/l8_7
Andrä,
W.;
Saul,
R. :
Die
Festigkeit, insbesondere Dauerfestigkeit
langer Paralleldrahtbündel
Die Bautechnik,
1979,
Heft 4,
pp. 128-130
[19j
Freyssinet
Cable Stays,
Technical Outline
Brochure by
Freyssinet International, Ref. Fl 246 A/08.79
/20_7
De MirandaF.; Leone, A.; Passaro, A. : II ponte strallato sullo
stretto di Rande
presso
Vigo
(Spagna) delle Autopistas del
Atlantico - Costruzioni Metalliche 2/1979
/^21_7
Leonhardt,
F.;
Zellner, W. :
Vergleiche
zwischen Hängebrücken und
Schrägkabelbrücken für
Spannweiten über 600 m
IABSE-Memoires, vol. 32, Zürich,
1972,
p.
127
[22j
Hajdin,
N.; Jevbovic,
Save in Belgrad
Lj. : Eisenbahnschrägseilbrücke über die
Der Stahlbau,
Heft 4/197 8, p. 97
[23j

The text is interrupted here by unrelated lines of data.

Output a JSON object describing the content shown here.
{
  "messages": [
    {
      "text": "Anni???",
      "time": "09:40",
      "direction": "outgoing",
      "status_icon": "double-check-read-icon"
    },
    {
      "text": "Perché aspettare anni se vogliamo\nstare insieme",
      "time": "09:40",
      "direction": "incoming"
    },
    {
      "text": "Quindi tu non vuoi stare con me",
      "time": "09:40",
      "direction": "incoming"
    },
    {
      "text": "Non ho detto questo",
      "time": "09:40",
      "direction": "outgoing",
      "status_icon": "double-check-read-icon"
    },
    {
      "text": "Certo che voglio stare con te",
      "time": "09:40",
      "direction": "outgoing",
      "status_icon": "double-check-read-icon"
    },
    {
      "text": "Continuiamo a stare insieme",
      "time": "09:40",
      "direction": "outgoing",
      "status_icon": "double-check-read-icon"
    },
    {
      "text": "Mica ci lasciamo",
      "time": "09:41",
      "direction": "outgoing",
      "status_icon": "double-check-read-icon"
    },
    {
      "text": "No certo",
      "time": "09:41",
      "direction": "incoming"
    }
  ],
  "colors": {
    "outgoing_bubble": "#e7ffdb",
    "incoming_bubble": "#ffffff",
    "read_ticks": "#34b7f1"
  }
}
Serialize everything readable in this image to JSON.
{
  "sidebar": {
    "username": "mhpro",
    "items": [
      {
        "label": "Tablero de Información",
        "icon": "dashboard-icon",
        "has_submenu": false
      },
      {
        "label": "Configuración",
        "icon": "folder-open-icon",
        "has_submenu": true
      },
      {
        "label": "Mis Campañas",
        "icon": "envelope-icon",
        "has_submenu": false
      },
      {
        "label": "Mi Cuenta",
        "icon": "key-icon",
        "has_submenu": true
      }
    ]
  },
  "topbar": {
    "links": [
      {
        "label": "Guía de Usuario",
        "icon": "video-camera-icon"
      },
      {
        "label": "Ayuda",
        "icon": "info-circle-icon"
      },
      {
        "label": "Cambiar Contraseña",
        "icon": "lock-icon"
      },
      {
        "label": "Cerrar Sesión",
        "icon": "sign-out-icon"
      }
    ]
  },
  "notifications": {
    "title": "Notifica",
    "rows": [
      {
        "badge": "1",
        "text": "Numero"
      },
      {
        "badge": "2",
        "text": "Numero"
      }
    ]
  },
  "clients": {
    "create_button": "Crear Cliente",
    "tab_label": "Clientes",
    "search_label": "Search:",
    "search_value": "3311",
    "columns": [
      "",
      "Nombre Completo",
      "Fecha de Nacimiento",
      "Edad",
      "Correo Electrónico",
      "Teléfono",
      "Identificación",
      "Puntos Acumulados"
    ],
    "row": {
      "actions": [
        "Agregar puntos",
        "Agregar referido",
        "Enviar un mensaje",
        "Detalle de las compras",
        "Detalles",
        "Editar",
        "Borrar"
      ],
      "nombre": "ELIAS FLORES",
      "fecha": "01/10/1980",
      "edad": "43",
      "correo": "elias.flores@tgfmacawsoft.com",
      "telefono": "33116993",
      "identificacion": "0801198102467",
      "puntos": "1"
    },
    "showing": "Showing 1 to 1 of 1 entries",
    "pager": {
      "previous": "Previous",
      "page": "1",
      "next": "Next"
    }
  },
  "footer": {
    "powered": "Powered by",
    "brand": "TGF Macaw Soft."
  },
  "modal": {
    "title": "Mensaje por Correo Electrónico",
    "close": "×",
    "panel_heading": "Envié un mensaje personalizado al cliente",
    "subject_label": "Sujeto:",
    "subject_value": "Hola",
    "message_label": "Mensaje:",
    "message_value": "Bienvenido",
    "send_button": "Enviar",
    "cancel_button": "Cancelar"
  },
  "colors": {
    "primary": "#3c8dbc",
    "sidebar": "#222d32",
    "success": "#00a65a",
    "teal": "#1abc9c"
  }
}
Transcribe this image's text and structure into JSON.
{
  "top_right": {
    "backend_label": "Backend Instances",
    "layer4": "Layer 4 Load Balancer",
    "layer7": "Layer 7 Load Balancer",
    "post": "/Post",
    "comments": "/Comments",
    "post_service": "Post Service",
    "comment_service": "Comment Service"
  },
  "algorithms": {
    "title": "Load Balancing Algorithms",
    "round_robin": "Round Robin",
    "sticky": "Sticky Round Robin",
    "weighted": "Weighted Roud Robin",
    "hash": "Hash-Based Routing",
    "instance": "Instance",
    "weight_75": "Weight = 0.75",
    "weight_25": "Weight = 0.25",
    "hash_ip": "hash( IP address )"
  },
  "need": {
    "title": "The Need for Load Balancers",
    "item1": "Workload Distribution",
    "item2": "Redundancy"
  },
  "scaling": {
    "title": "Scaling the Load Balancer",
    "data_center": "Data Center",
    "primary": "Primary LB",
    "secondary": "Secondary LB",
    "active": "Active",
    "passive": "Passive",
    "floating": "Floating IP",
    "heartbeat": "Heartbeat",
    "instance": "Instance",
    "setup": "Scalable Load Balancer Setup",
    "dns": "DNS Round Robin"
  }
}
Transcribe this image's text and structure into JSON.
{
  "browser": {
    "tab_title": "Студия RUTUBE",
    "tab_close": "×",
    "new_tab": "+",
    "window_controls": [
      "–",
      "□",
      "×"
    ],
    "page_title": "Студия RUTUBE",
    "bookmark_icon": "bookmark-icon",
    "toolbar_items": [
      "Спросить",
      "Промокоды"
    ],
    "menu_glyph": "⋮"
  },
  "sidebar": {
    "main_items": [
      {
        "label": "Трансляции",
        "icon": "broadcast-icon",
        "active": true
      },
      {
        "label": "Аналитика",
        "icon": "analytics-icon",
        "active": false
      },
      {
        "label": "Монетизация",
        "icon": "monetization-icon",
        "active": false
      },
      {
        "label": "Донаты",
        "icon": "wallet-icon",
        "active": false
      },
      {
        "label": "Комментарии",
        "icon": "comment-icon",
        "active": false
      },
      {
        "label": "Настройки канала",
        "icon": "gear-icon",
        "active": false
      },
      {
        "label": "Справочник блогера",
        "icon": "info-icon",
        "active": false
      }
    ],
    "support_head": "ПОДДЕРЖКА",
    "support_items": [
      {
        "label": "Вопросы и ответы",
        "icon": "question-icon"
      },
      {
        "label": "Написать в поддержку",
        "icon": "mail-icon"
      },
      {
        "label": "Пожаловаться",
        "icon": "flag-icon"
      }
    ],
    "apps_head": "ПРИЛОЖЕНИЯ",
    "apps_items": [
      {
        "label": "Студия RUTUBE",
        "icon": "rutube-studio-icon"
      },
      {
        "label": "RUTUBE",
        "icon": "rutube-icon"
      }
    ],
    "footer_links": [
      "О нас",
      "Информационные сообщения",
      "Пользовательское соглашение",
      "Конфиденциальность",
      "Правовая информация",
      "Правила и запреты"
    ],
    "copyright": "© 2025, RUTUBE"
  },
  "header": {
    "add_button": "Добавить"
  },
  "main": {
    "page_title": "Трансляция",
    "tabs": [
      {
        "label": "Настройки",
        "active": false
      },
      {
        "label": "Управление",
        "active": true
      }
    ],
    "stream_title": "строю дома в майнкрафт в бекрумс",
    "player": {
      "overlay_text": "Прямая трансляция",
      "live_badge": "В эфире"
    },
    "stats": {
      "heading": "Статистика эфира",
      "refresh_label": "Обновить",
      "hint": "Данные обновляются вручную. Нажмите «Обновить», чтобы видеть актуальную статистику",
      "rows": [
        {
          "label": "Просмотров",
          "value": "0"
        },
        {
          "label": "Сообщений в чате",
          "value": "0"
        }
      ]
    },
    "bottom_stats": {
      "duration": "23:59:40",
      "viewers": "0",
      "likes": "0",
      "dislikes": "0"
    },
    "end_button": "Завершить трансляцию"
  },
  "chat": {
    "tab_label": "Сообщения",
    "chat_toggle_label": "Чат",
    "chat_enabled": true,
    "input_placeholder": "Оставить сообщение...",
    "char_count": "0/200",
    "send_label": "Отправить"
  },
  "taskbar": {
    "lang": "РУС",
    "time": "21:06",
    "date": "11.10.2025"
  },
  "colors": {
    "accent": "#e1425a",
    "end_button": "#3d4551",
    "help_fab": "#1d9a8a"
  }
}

Vanbourdolle, M.; Ciolina, J.; Bacarrere, J. : Le pont de Saint
Nazaire - Saint Brevin
Annales de 1' Institute Technique du Bätiment et des
Travaux Publics 347 (1977), pp.
13
-
43
[24j
Report of Honshu-Shikoku Bridge Authority 1980